On 26 December 1991, after several months of gestation, the Soviet Union was no more. A quarter of a century has gone by since the mighty state established by the October revolution, the greatest socialist revolution of history, was dissolved into its constituent republics and concomitantly collapsed as a workers’ state. Revolutionary Marxism is successor to a political-theoretical tradition that has always been critical of the bureaucratic degeneration of the Soviet Union and the other post-revolutionary societies, but has nonetheless also defended them against imperialism and capitalism, regarding them as workers’ states, albeit blocked in their transition to socialism. We believe that future socialism has an immense amount to learn from this experience, both in the economic and the political spheres.
The last article in this issue addresses precisely this problem. Özgür Öztürk takes up the economic background of the collapse of socialist construction in the Soviet Union. Öztürk criticizes certain widespread fallacies, especially those that reduce the collapse to a consequence of simple mistakes on the part of the leadership or those that regard the Soviet Union as a capitalist society, albeit with its peculiarities. He then moves to explain the collapse in materialist terms, putting the blame on the fact that the Soviet Union was not able to establish the relations of production in a way that would make it possible to increase labour productivity sufficiently. According to Öztürk, given the nature of the society and the state, the real way out lay in internationalism and the world revolution, which never came on the agenda after the hold of the bureaucracy was established on the first workers’ state.

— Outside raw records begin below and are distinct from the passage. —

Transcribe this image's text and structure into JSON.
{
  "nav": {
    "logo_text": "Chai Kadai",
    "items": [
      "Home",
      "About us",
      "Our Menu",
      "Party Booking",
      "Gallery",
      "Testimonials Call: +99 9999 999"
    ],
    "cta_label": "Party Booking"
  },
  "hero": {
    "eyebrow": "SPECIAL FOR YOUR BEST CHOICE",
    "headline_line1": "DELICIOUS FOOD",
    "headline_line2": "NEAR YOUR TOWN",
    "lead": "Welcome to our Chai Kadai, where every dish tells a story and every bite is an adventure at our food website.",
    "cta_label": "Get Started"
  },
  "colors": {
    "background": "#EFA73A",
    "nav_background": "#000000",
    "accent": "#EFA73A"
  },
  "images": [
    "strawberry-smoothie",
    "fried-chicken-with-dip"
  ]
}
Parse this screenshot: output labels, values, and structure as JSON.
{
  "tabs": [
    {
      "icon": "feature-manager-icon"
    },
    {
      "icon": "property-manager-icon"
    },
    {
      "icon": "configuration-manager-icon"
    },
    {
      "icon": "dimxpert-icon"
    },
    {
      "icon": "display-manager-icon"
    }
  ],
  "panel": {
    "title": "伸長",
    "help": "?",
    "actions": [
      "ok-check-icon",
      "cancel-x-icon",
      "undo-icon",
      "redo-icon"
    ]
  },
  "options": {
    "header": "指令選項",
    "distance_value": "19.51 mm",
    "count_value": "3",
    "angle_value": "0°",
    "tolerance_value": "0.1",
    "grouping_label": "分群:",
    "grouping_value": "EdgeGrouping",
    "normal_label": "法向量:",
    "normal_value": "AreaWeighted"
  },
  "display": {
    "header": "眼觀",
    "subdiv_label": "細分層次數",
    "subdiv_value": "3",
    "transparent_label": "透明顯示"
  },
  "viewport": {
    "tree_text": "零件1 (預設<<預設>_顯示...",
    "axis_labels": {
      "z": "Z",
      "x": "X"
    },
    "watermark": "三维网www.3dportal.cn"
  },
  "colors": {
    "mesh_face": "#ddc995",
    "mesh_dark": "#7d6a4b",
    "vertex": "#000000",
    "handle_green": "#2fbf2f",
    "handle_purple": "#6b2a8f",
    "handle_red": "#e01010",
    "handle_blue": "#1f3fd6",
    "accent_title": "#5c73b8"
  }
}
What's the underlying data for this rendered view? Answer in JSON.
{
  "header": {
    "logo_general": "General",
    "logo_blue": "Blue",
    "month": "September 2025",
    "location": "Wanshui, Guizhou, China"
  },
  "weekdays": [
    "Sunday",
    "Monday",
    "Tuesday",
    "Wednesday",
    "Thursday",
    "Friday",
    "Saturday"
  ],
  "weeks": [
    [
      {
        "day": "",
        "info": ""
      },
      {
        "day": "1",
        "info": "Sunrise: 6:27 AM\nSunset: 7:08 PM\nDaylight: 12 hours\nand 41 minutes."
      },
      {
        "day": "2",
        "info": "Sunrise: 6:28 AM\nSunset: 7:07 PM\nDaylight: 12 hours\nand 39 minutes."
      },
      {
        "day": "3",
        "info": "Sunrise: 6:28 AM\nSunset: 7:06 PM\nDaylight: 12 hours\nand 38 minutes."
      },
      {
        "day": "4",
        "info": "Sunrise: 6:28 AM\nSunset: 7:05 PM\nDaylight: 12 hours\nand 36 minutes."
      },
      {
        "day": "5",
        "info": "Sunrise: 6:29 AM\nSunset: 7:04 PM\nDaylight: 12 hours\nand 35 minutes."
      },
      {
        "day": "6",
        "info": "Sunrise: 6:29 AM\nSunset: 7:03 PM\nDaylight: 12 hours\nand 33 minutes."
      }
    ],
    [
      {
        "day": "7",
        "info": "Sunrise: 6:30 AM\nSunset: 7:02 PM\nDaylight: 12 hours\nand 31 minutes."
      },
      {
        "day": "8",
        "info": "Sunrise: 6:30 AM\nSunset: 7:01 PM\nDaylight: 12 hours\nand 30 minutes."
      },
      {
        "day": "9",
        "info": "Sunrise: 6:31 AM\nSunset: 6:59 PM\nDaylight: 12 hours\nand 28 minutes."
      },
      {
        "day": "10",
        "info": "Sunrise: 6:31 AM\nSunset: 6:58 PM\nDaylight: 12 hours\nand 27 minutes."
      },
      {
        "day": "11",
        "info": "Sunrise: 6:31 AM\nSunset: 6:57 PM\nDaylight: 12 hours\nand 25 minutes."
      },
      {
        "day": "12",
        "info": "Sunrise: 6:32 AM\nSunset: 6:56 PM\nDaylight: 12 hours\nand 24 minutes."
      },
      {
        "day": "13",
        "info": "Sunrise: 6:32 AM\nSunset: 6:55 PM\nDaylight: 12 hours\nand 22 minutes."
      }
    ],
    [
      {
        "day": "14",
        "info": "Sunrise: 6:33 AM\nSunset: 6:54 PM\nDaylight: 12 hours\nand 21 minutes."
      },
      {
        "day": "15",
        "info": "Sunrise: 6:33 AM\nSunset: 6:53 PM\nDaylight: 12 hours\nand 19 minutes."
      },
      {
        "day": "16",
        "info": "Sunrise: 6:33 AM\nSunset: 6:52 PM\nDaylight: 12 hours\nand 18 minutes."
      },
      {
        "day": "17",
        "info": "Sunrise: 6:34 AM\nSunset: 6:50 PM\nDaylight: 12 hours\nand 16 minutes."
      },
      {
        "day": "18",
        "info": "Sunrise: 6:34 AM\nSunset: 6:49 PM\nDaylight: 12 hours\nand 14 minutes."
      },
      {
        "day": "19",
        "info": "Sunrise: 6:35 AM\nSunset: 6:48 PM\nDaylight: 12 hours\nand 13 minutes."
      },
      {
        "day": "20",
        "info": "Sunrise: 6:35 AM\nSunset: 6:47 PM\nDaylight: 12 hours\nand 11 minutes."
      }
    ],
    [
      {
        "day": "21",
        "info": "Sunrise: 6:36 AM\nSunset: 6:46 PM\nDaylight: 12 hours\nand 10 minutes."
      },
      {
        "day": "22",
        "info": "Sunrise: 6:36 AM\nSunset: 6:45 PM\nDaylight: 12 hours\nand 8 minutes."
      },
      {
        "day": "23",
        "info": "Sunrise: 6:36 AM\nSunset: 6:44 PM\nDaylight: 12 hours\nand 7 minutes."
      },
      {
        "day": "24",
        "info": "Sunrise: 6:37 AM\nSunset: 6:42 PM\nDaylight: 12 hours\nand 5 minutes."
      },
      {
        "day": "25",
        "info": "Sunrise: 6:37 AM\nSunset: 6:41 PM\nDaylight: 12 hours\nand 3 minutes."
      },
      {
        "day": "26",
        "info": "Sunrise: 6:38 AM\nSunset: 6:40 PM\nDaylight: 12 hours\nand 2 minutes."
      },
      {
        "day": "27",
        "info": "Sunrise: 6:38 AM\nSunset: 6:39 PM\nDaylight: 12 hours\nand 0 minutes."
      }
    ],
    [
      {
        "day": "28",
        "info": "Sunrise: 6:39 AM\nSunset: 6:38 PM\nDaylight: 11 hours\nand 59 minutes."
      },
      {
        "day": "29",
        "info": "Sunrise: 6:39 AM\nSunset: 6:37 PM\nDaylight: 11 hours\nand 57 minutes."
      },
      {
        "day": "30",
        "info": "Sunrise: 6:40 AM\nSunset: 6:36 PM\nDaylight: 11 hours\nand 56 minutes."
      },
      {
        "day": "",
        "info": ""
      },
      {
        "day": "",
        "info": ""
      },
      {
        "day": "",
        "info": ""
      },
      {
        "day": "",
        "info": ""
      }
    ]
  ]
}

The year 2017 is, happily, the centenary of the great October revolution, a revolution in which the working class was itself the fundamental social actor. We hope to take up different facets of this revolution and its meaning for the future of humanity in the next issue of Revolutionary Marxism.
 See in particular the statement by the Editorial Board, published in the immediate aftermath of the “global financial crisis”, in issue number 8, Winter 2008-2009, of the Turkish edition, significantly titled: “A New Epoch Is Opening Up: Financial Crash, Depression, Class Struggle”.